Interface dataset entries:
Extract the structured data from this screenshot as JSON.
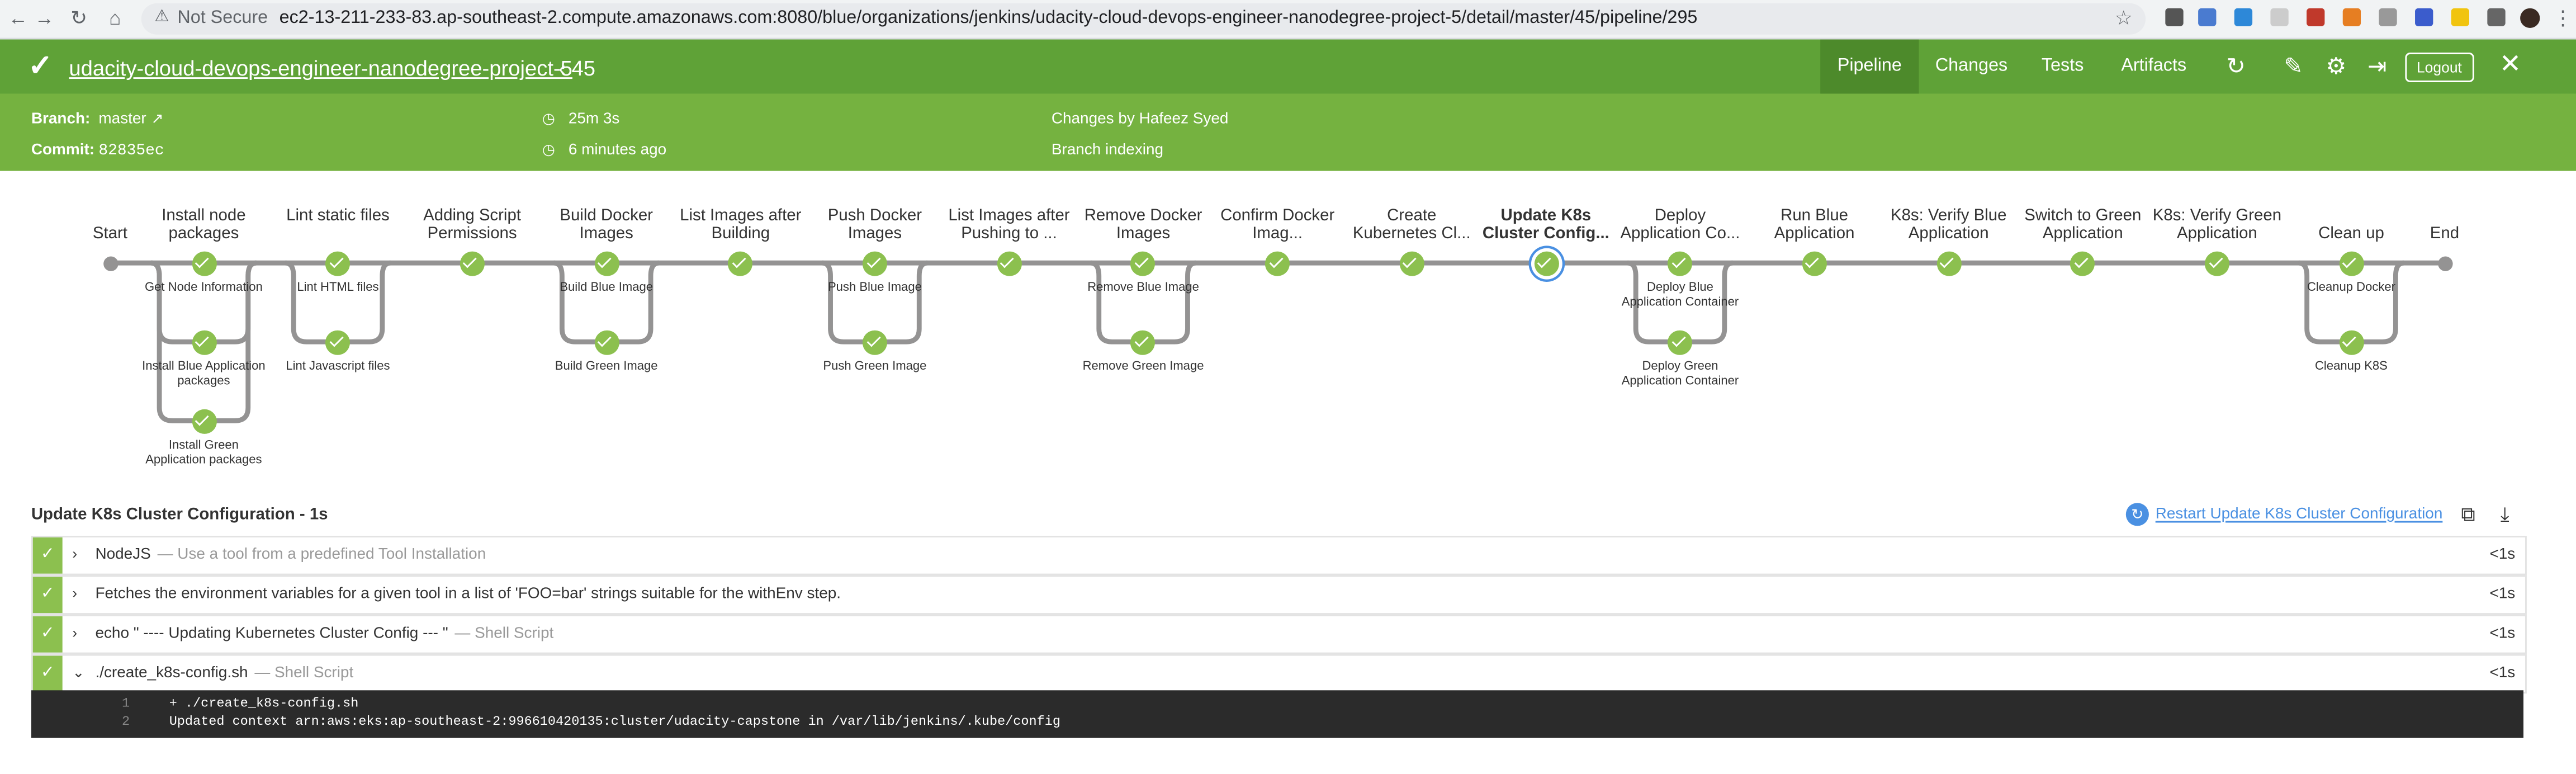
{
  "browser": {
    "security_label": "Not Secure",
    "url": "ec2-13-211-233-83.ap-southeast-2.compute.amazonaws.com:8080/blue/organizations/jenkins/udacity-cloud-devops-engineer-nanodegree-project-5/detail/master/45/pipeline/295"
  },
  "header": {
    "job_name": "udacity-cloud-devops-engineer-nanodegree-project-5",
    "run_number": "‹ 45",
    "tabs": [
      "Pipeline",
      "Changes",
      "Tests",
      "Artifacts"
    ],
    "active_tab": "Pipeline",
    "logout_label": "Logout",
    "accent_color": "#5fa237"
  },
  "meta": {
    "branch_label": "Branch:",
    "branch_value": "master",
    "commit_label": "Commit:",
    "commit_value": "82835ec",
    "duration": "25m 3s",
    "time_ago": "6 minutes ago",
    "changes_by": "Changes by Hafeez Syed",
    "cause": "Branch indexing"
  },
  "pipeline": {
    "start_label": "Start",
    "end_label": "End",
    "stages": [
      {
        "name": "Install node packages",
        "steps": [
          "Get Node Information",
          "Install Blue Application packages",
          "Install Green Application packages"
        ]
      },
      {
        "name": "Lint static files",
        "steps": [
          "Lint HTML files",
          "Lint Javascript files"
        ]
      },
      {
        "name": "Adding Script Permissions",
        "steps": []
      },
      {
        "name": "Build Docker Images",
        "steps": [
          "Build Blue Image",
          "Build Green Image"
        ]
      },
      {
        "name": "List Images after Building",
        "steps": []
      },
      {
        "name": "Push Docker Images",
        "steps": [
          "Push Blue Image",
          "Push Green Image"
        ]
      },
      {
        "name": "List Images after Pushing to ...",
        "steps": []
      },
      {
        "name": "Remove Docker Images",
        "steps": [
          "Remove Blue Image",
          "Remove Green Image"
        ]
      },
      {
        "name": "Confirm Docker Imag...",
        "steps": []
      },
      {
        "name": "Create Kubernetes Cl...",
        "steps": []
      },
      {
        "name": "Update K8s Cluster Config...",
        "steps": [],
        "selected": true
      },
      {
        "name": "Deploy Application Co...",
        "steps": [
          "Deploy Blue Application Container",
          "Deploy Green Application Container"
        ]
      },
      {
        "name": "Run Blue Application",
        "steps": []
      },
      {
        "name": "K8s: Verify Blue Application",
        "steps": []
      },
      {
        "name": "Switch to Green Application",
        "steps": []
      },
      {
        "name": "K8s: Verify Green Application",
        "steps": []
      },
      {
        "name": "Clean up",
        "steps": [
          "Cleanup Docker",
          "Cleanup K8S"
        ]
      }
    ]
  },
  "detail": {
    "title": "Update K8s Cluster Configuration - 1s",
    "restart_label": "Restart Update K8s Cluster Configuration",
    "steps": [
      {
        "name": "NodeJS",
        "desc": "— Use a tool from a predefined Tool Installation",
        "duration": "<1s",
        "expanded": false
      },
      {
        "name": "Fetches the environment variables for a given tool in a list of 'FOO=bar' strings suitable for the withEnv step.",
        "desc": "",
        "duration": "<1s",
        "expanded": false
      },
      {
        "name": "echo \" ---- Updating Kubernetes Cluster Config --- \"",
        "desc": "— Shell Script",
        "duration": "<1s",
        "expanded": false
      },
      {
        "name": "./create_k8s-config.sh",
        "desc": "— Shell Script",
        "duration": "<1s",
        "expanded": true
      }
    ],
    "log": [
      {
        "n": "1",
        "text": "+ ./create_k8s-config.sh"
      },
      {
        "n": "2",
        "text": "Updated context arn:aws:eks:ap-southeast-2:996610420135:cluster/udacity-capstone in /var/lib/jenkins/.kube/config"
      }
    ]
  }
}
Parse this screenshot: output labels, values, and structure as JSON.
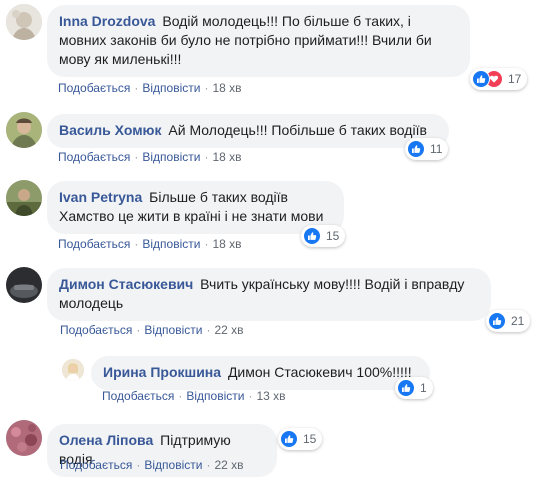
{
  "ui": {
    "like_label": "Подобається",
    "reply_label": "Відповісти",
    "separator": "·"
  },
  "colors": {
    "link": "#385898",
    "bubble": "#f2f3f5",
    "like": "#1877f2",
    "love": "#f33e58"
  },
  "comments": [
    {
      "author": "Inna Drozdova",
      "text": "Водій молодець!!! По більше б таких, і мовних законів би було не потрібно приймати!!! Вчили би мову як миленькі!!!",
      "time": "18 хв",
      "reactions": {
        "icons": [
          "like-icon",
          "love-icon"
        ],
        "count": "17"
      }
    },
    {
      "author": "Василь Хомюк",
      "text": "Ай Молодець!!! Побільше б таких водіїв",
      "time": "18 хв",
      "reactions": {
        "icons": [
          "like-icon"
        ],
        "count": "11"
      }
    },
    {
      "author": "Ivan Petryna",
      "text": "Більше б таких водіїв Хамство це жити в країні і не знати мови",
      "time": "18 хв",
      "reactions": {
        "icons": [
          "like-icon"
        ],
        "count": "15"
      }
    },
    {
      "author": "Димон Стасюкевич",
      "text": "Вчить українську мову!!!! Водій і вправду молодець",
      "time": "22 хв",
      "reactions": {
        "icons": [
          "like-icon"
        ],
        "count": "21"
      }
    },
    {
      "author": "Ирина Прокшина",
      "text": "Димон Стасюкевич 100%!!!!!",
      "time": "13 хв",
      "reactions": {
        "icons": [
          "like-icon"
        ],
        "count": "1"
      }
    },
    {
      "author": "Олена Ліпова",
      "text": "Підтримую водія",
      "time": "22 хв",
      "reactions": {
        "icons": [
          "like-icon"
        ],
        "count": "15"
      }
    }
  ]
}
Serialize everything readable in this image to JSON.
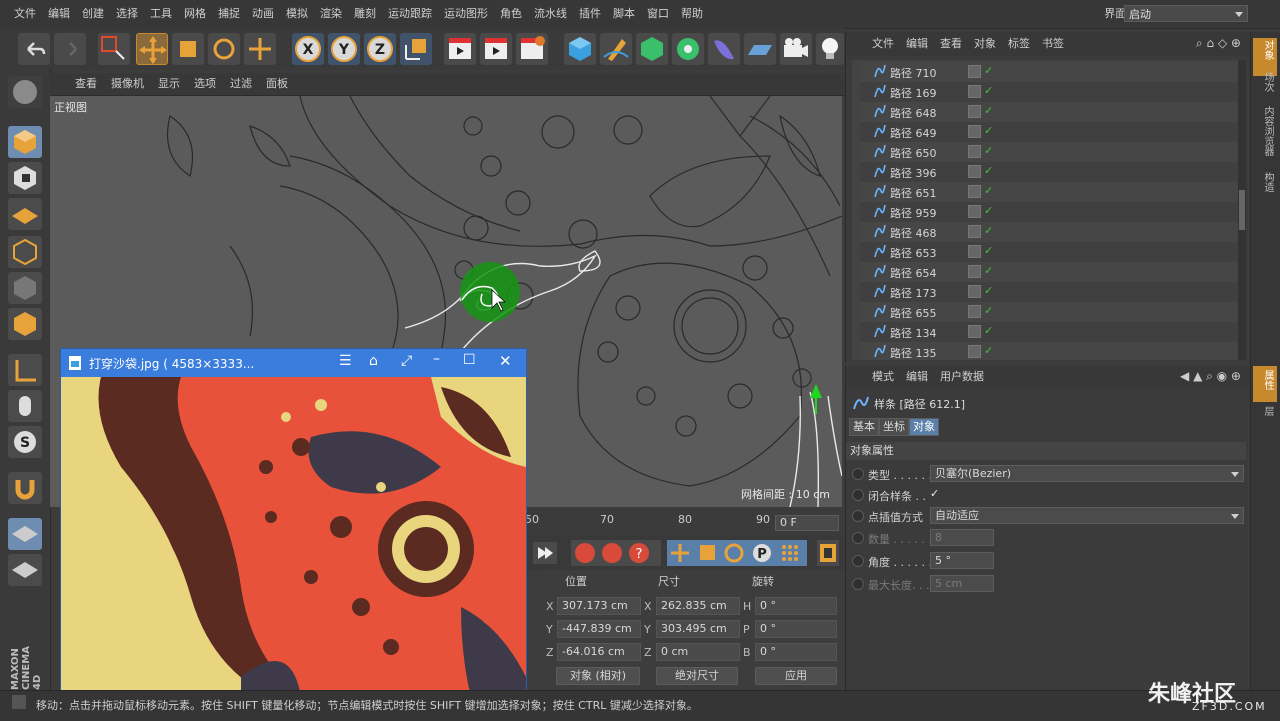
{
  "menubar": {
    "items": [
      "文件",
      "编辑",
      "创建",
      "选择",
      "工具",
      "网格",
      "捕捉",
      "动画",
      "模拟",
      "渲染",
      "雕刻",
      "运动跟踪",
      "运动图形",
      "角色",
      "流水线",
      "插件",
      "脚本",
      "窗口",
      "帮助"
    ],
    "layout_label": "界面:",
    "layout_value": "启动"
  },
  "viewport": {
    "menu": [
      "查看",
      "摄像机",
      "显示",
      "选项",
      "过滤",
      "面板"
    ],
    "title": "正视图",
    "grid_label": "网格间距 : 10 cm"
  },
  "timeline": {
    "ticks": [
      "50",
      "70",
      "80",
      "90"
    ],
    "frame": "0 F"
  },
  "coords": {
    "headers": [
      "位置",
      "尺寸",
      "旋转"
    ],
    "rows": [
      {
        "a1": "X",
        "v1": "307.173 cm",
        "a2": "X",
        "v2": "262.835 cm",
        "a3": "H",
        "v3": "0 °"
      },
      {
        "a1": "Y",
        "v1": "-447.839 cm",
        "a2": "Y",
        "v2": "303.495 cm",
        "a3": "P",
        "v3": "0 °"
      },
      {
        "a1": "Z",
        "v1": "-64.016 cm",
        "a2": "Z",
        "v2": "0 cm",
        "a3": "B",
        "v3": "0 °"
      }
    ],
    "mode_select": "对象 (相对)",
    "size_select": "绝对尺寸",
    "apply": "应用"
  },
  "status": {
    "text": "移动：点击并拖动鼠标移动元素。按住 SHIFT 键量化移动；节点编辑模式时按住 SHIFT 键增加选择对象；按住 CTRL 键减少选择对象。"
  },
  "brand": {
    "logo": "朱峰社区",
    "site": "ZF3D.COM",
    "side_logo": "MAXON CINEMA 4D"
  },
  "object_manager": {
    "menu": [
      "文件",
      "编辑",
      "查看",
      "对象",
      "标签",
      "书签"
    ],
    "objects": [
      "路径 710",
      "路径 169",
      "路径 648",
      "路径 649",
      "路径 650",
      "路径 396",
      "路径 651",
      "路径 959",
      "路径 468",
      "路径 653",
      "路径 654",
      "路径 173",
      "路径 655",
      "路径 134",
      "路径 135"
    ]
  },
  "attribute_manager": {
    "menu": [
      "模式",
      "编辑",
      "用户数据"
    ],
    "object_title": "样条 [路径 612.1]",
    "tabs": [
      "基本",
      "坐标",
      "对象"
    ],
    "section": "对象属性",
    "props": [
      {
        "label": "类型 . . . . . .",
        "value": "贝塞尔(Bezier)"
      },
      {
        "label": "闭合样条 . .",
        "value": "✓"
      },
      {
        "label": "点插值方式",
        "value": "自动适应"
      },
      {
        "label": "数量 . . . . . .",
        "value": "8"
      },
      {
        "label": "角度 . . . . . .",
        "value": "5 °"
      },
      {
        "label": "最大长度. . .",
        "value": "5 cm"
      }
    ]
  },
  "side_tabs": [
    "对象",
    "场次",
    "内容浏览器",
    "构造",
    "属性",
    "层"
  ],
  "image_window": {
    "title": "打穿沙袋.jpg ( 4583×3333..."
  },
  "colors": {
    "accent_blue": "#3b7ddd",
    "selection_orange": "#c8892e",
    "check_green": "#37c837"
  }
}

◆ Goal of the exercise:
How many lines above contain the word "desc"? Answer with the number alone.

◆ Task result:
4